The New Salary Basis: How Employers Manage the Unintended Consequences – First in a Series

By now you know that on December 1, 2016, there will be a regulated increase in the salary-basis test, moving the minimum amount from $455 a week to $913–a little more than double the current amount. Not only do you know it, but your employees probably do, too. This change has been well publicized, not only by the U.S. Department of Labor, which is proud to be increasing wages for a large number of employees—or so it believes—but also by law firms who advertise on television and social media.

Employees may have unrealistic expectations of either receiving overtime pay on their current rate or an increase in their salary. If these things don’t occur by December 1, an employer may face angry employees who are willing to obtain legal assistance. It’s important for employers to understand exactly where they stand well before December, so that they can respond clearly and calmly and be confident the practices they follow are legal.

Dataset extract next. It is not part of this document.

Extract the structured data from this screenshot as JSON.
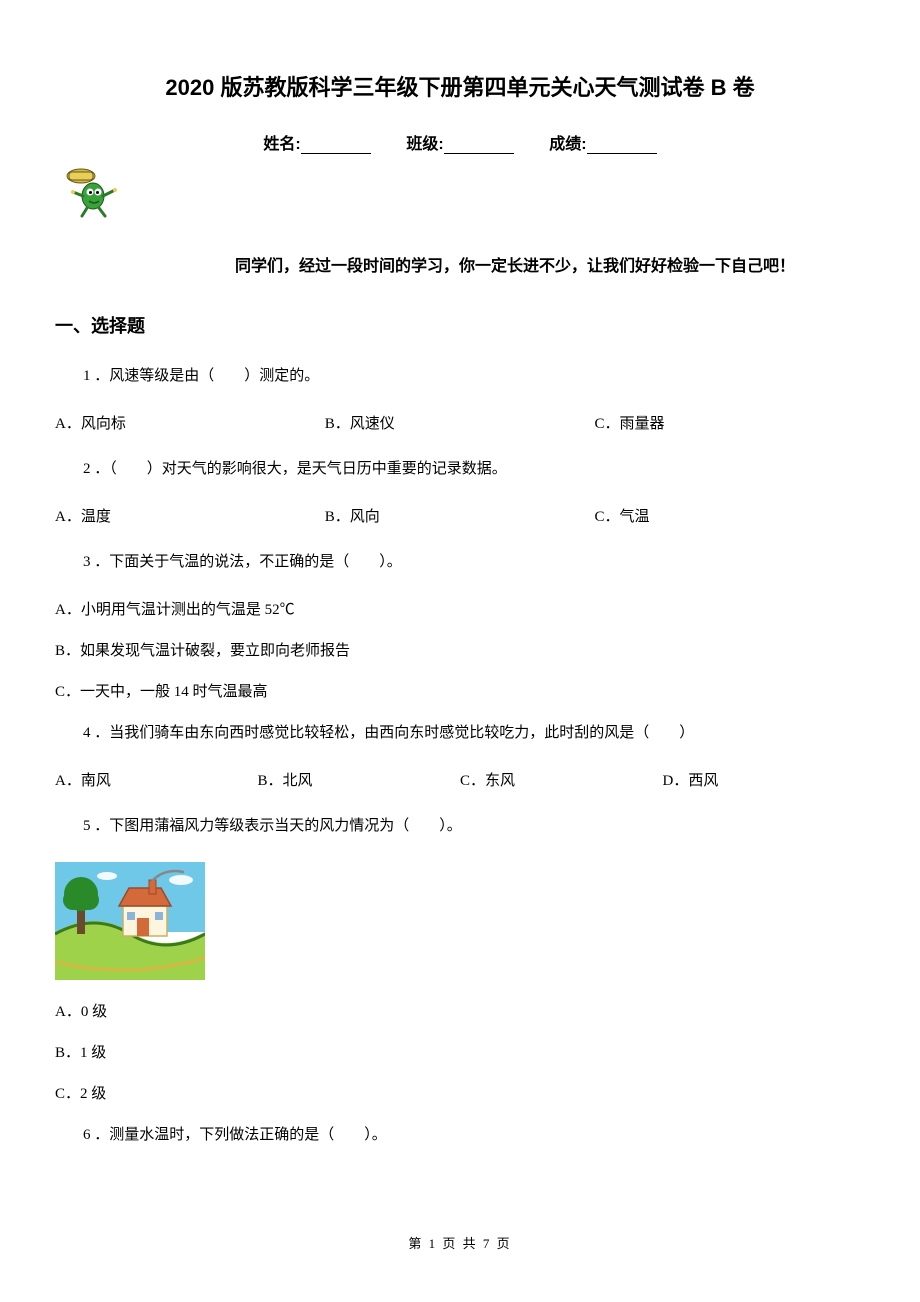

If you have good practices and are confident that you have employees properly classified as exempt or nonexempt, learning more about the law may be all you need to do. If so, you would be in the minority. The wage and hour laws are the most violated laws we have, and for years neither employers nor employees really understood them. The regulations were written in the 1940s and 1950s and often don’t make sense in today’s world. They are also hundreds of pages long, and some of the regulations seem to conflict with one another. Employers often resort to “copying off their neighbor” and following practices of their competitors, or pay their employees how they were paid eons ago. These practices may not be correct.

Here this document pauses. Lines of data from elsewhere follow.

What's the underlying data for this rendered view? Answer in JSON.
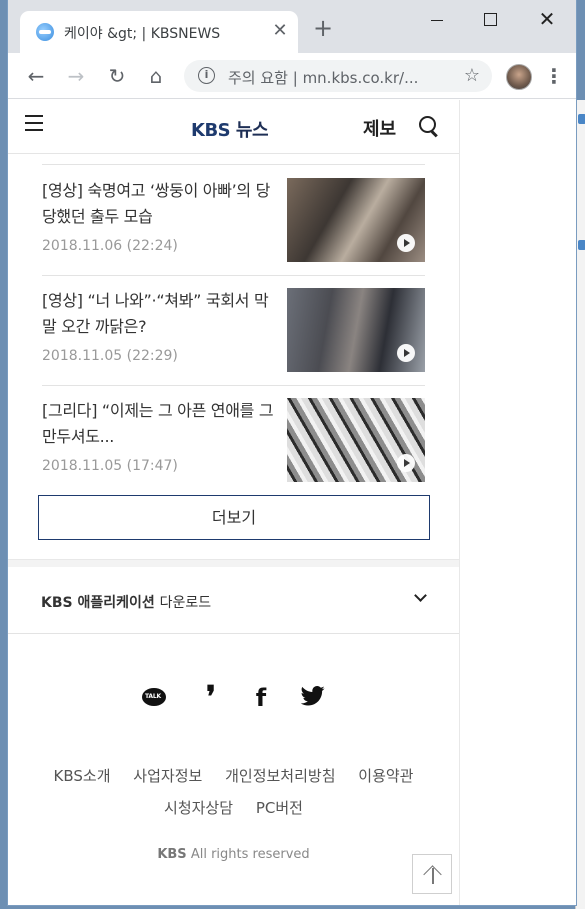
{
  "browser": {
    "tab_title": "케이야 &gt; | KBSNEWS",
    "tab_close": "✕",
    "new_tab": "+",
    "window_close": "✕",
    "address_security": "주의 요함",
    "address_url": "mn.kbs.co.kr/...",
    "icons": [
      "back-icon",
      "forward-icon",
      "reload-icon",
      "home-icon",
      "info-icon",
      "star-icon",
      "kebab-icon"
    ]
  },
  "header": {
    "logo_kbs": "KBS",
    "logo_news": "뉴스",
    "tipoff": "제보"
  },
  "articles": [
    {
      "title": "[영상] 숙명여고 ‘쌍둥이 아빠’의 당당했던 출두 모습",
      "date": "2018.11.06 (22:24)"
    },
    {
      "title": "[영상] “너 나와”·“쳐봐” 국회서 막말 오간 까닭은?",
      "date": "2018.11.05 (22:29)"
    },
    {
      "title": "[그리다] “이제는 그 아픈 연애를 그만두셔도...",
      "date": "2018.11.05 (17:47)"
    }
  ],
  "more_button": "더보기",
  "app_download": {
    "brand": "KBS 애플리케이션",
    "action": "다운로드"
  },
  "social": [
    "kakaotalk-icon",
    "kakaostory-icon",
    "facebook-icon",
    "twitter-icon"
  ],
  "footer": {
    "links": [
      "KBS소개",
      "사업자정보",
      "개인정보처리방침",
      "이용약관",
      "시청자상담",
      "PC버전"
    ],
    "copyright_brand": "KBS",
    "copyright_text": "All rights reserved"
  },
  "colors": {
    "brand_navy": "#1e3a6e",
    "date_gray": "#999999",
    "tab_strip": "#dee1e6"
  }
}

These laws have been under the radar, but that has been changing as a result of high-profile wage-and-hour lawsuits. As it turns out, this may be a perfect time to fix any problems you may have. Employees are aware the law is changing and will be expecting changes in their pay structure. Auditing all of your positions to see if employees are properly exempt will allow you to make sure you cannot be caught off guard by changing employee expectations. Remember that MSEC can help you. We have the resources to enable you to do this yourself, or we can conduct a complete or partial audit of your pay practices to help make sure you are compliant with the complicated requirements of overlapping state and federal wage and hour laws.